┏━━
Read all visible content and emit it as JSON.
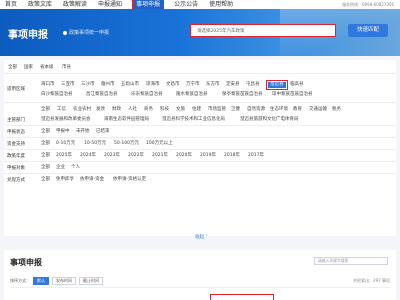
{
  "nav": {
    "items": [
      "首页",
      "政策文库",
      "政策解读",
      "申报通知",
      "事项申报",
      "公示公告",
      "使用帮助"
    ],
    "active_index": 4,
    "hotline": "服务热线：0898-60827006"
  },
  "banner": {
    "title": "事项申报",
    "subtitle": "政策事项统一申报",
    "search_value": "请选择2025年汽车政策",
    "search_button": "快速匹配"
  },
  "filters": {
    "region": {
      "label": "适用区域",
      "tabs": [
        "全部",
        "国家",
        "省本级",
        "市县"
      ],
      "line1": [
        "海口市",
        "三亚市",
        "三沙市",
        "儋州市",
        "五指山市",
        "琼海市",
        "文昌市",
        "万宁市",
        "东方市",
        "定安县",
        "屯昌县",
        "澄迈县",
        "临高县"
      ],
      "line1_selected": "澄迈县",
      "line2": [
        "白沙黎族自治县",
        "昌江黎族自治县",
        "乐东黎族自治县",
        "陵水黎族自治县",
        "保亭黎族苗族自治县",
        "琼中黎族苗族自治县"
      ]
    },
    "department": {
      "label": "主管部门",
      "line1": [
        "全部",
        "工信",
        "农业农村",
        "发改",
        "财政",
        "人社",
        "商务",
        "科技",
        "文旅",
        "住建",
        "市场监管",
        "卫健",
        "自然资源",
        "生态环境",
        "教育",
        "交通运输",
        "税务"
      ],
      "line2": [
        "澄迈县发展和改革委员会",
        "海南生态软件园管理局",
        "澄迈县科学技术和工业信息化局",
        "澄迈县旅游和文化广电体育局"
      ]
    },
    "status": {
      "label": "申报状态",
      "items": [
        "全部",
        "申报中",
        "未开始",
        "已结束"
      ]
    },
    "amount": {
      "label": "资金支持",
      "items": [
        "全部",
        "0-10万元",
        "10-50万元",
        "50-100万元",
        "100万元以上"
      ]
    },
    "year": {
      "label": "政策年度",
      "items": [
        "全部",
        "2025年",
        "2024年",
        "2023年",
        "2022年",
        "2021年",
        "2020年",
        "2019年",
        "2018年",
        "2017年"
      ]
    },
    "target": {
      "label": "申报对象",
      "items": [
        "全部",
        "企业",
        "个人"
      ]
    },
    "method": {
      "label": "兑现方式",
      "items": [
        "全部",
        "免申即享",
        "依申请-资金",
        "依申请-资格认定"
      ]
    },
    "collapse_label": "收起"
  },
  "results": {
    "title": "事项申报",
    "search_placeholder": "请输入关键字搜索",
    "sort_label": "排序方式：",
    "sort_options": [
      "默认",
      "发布时间",
      "截止时间"
    ],
    "count_text": "共检索出：297 事项"
  }
}
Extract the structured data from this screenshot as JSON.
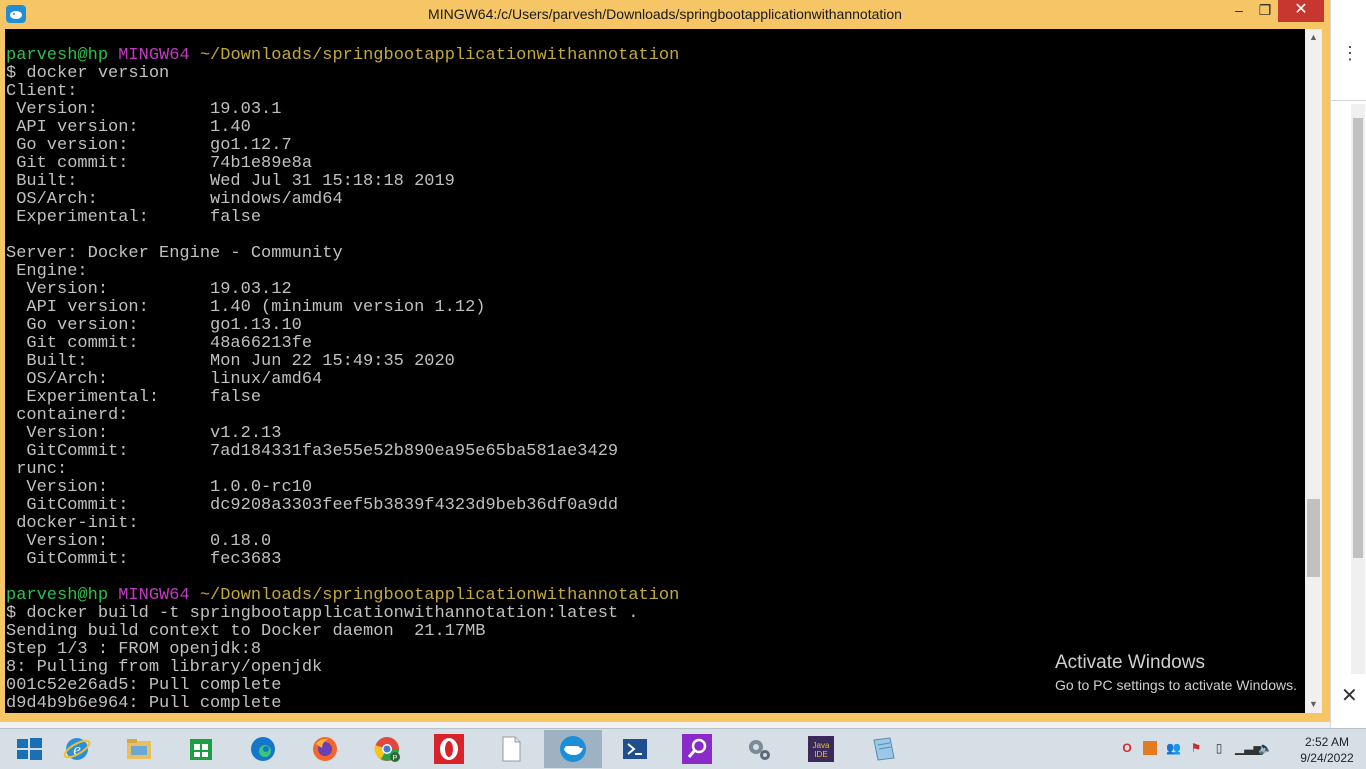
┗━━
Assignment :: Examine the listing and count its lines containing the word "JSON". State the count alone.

Task output :: 2